5 Helpful Things To Do When You Can’t Stop Worrying About The Future

It’s about learning how to worry more productively.

Man in checkered shirt looking worried as he stares out his window with his arms crossed

The world is a worrying place and there’s no shortage of things to keep us up at night. Yes, some worrying is helpful in small doses as it allows us to stay focused on the things that matter. But if you find yourself excessively fretting about the future and all the what-ifs it may bring, well, that’s not a healthy way to live for myriad reasons. For a few? It’s disruptive and frustrating and leads to everything from stress and exhaustion to anxiety and isolation.

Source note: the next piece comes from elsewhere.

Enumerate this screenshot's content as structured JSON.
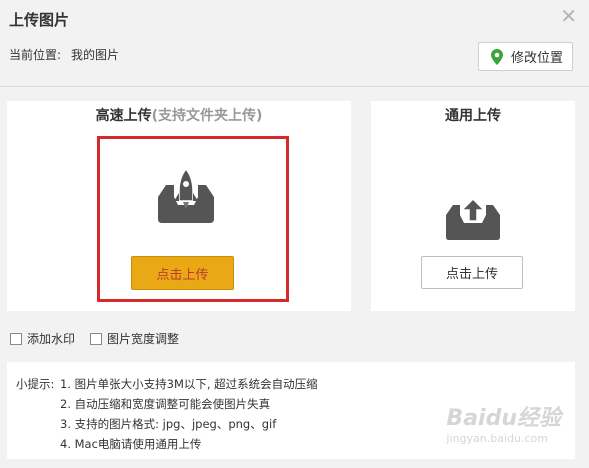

When it comes to worrying about the future, the most important thing is not to let those thoughts overwhelm you to the point that you can’t focus on the present. Thinking only about tomorrow and things that are out of your control can keep you from living a healthy, fulfilled life in the moment. So what can you do when worries about the future overtake you? We asked five therapists for their best advice. What they shared are simple ways to reconsider worry and ground yourself when things feel out of control. Here’s what they said.

1. Schedule Your Worrying

“Choose a consistent time each day for addressing worries. When anxious thoughts arise during the day, gently remind yourself to set them aside for this designated ‘Worry Time.’ This helps in compartmentalizing these thoughts and prevents them from overtaking your day. Whenever you notice anxiety or worries surfacing, focus on this empowering thought: ‘No matter how big this feeling gets, it can never be bigger than me.’ Direct your attention non-judgmentally to the feeling of worry, acknowledging it as a normal human experience while also recognizing your own resilience and strength to handle it.” – Rod Mitchell, Psychologist

2. Try the “5-4-3-2-1” Technique

“Here’s how it works: Identify five things you can see around you, four things you can touch, three things you can hear, two things you can smell, and one thing you can taste. This exercise is beneficial because it diverts your focus from hypothetical future scenarios and brings your attention to the present moment. By anchoring your senses to your current environment, you allow your mind to take a break from future worries and to engage with the here and now. Regular practice of this technique can help you develop a habit of redirecting your focus away from future anxieties and towards your present reality, making your worries more manageable and less overwhelming.” – Kim Homan, Licensed Marriage and Family Therapist

3. Give Yourself Some Anchor Points

“Knowing what to expect each day can eliminate unnecessary stress and anxiety. This doesn't mean your day has to be rigid and devoid of spontaneity; rather, think of it as a regular rhythm to your day. Try to wake up and go to bed at the same time, have regular meal times, and set aside specific times for work, exercise, and relaxation. Having these daily anchors can provide a sense of normalcy and control, no matter what unexpected events may occur in the future. Remember, it's okay to tweak your routine as needed — it's there to serve you, not to restrict you. – Lindsey Tong, Licensed Clinical Social Worker

4. Write Then All Down And Call For Backup

“Seeing worries on paper, rather than swirling around in your head, can give you a sense of perspective and help you prioritize what needs your attention the most. You can also use this list as a reference for addressing each worry, one by one. Next, with this list on hand, talk to someone you trust about your worries. Tell them what's on your mind and see if they can provide some helpful insight. Having another perspective to consider can be incredibly valuable when dealing with worries.” – Heather Wilson, Licensed Clinical Social Worker, Certified Clinical Trauma Professional

5. Plan For Whatever Is On Your Mind

“Worries often arise from feeling unprepared or uncertain about the future. By creating a plan of action, we can address our worries proactively and feel more in control. For example, if you're worried about a test, you can create a study schedule and seek help from a tutor or classmate. If you're worried about an upcoming presentation, you can practice beforehand and prepare visual aids to enhance your delivery. Having a plan in place helps reduce the impact of worries and allows us to handle situations more confidently.” – Haley Hicks, Licensed Clinical Social Worker